Website and app data records:
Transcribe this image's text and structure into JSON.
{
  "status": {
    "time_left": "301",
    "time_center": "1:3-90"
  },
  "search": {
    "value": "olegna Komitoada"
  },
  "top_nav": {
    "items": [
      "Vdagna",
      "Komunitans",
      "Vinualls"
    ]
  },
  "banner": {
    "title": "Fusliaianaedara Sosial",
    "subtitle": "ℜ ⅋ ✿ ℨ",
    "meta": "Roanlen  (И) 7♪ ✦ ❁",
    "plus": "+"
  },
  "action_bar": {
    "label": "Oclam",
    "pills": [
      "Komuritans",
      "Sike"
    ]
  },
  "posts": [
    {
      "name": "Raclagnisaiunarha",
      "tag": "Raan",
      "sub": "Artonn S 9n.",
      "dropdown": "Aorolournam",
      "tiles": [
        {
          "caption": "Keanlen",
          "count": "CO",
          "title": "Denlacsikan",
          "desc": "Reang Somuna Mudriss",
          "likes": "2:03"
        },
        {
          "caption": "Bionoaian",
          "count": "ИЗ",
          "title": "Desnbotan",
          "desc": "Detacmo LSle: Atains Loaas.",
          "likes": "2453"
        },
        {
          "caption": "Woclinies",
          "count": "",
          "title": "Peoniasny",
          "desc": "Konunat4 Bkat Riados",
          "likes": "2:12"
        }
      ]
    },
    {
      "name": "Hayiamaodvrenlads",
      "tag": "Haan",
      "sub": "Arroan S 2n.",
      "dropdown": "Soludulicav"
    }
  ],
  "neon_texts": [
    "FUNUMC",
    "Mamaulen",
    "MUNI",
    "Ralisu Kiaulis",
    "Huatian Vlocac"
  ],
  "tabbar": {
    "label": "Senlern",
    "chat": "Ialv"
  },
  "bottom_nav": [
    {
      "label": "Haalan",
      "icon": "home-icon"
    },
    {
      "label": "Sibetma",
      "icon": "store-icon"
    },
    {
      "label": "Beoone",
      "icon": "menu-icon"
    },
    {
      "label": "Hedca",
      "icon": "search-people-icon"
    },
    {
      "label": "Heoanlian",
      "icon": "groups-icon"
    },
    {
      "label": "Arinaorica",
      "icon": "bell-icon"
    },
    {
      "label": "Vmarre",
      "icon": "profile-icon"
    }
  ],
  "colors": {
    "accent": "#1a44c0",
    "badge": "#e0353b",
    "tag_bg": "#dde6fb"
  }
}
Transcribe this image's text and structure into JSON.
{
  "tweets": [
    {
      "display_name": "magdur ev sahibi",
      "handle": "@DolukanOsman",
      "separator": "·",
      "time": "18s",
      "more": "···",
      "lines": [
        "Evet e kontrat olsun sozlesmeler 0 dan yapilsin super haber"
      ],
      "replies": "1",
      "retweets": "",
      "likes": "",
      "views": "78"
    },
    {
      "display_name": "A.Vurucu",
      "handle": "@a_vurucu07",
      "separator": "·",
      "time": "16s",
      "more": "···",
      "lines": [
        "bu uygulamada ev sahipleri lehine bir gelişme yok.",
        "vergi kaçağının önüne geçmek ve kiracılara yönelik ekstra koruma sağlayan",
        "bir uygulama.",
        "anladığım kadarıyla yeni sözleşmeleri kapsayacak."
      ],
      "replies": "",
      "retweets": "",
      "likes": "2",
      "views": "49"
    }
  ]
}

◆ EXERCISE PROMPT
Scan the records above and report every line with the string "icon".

◆ OUTPUT
      "icon": "home-icon"
      "icon": "store-icon"
      "icon": "menu-icon"
      "icon": "search-people-icon"
      "icon": "groups-icon"
      "icon": "bell-icon"
      "icon": "profile-icon"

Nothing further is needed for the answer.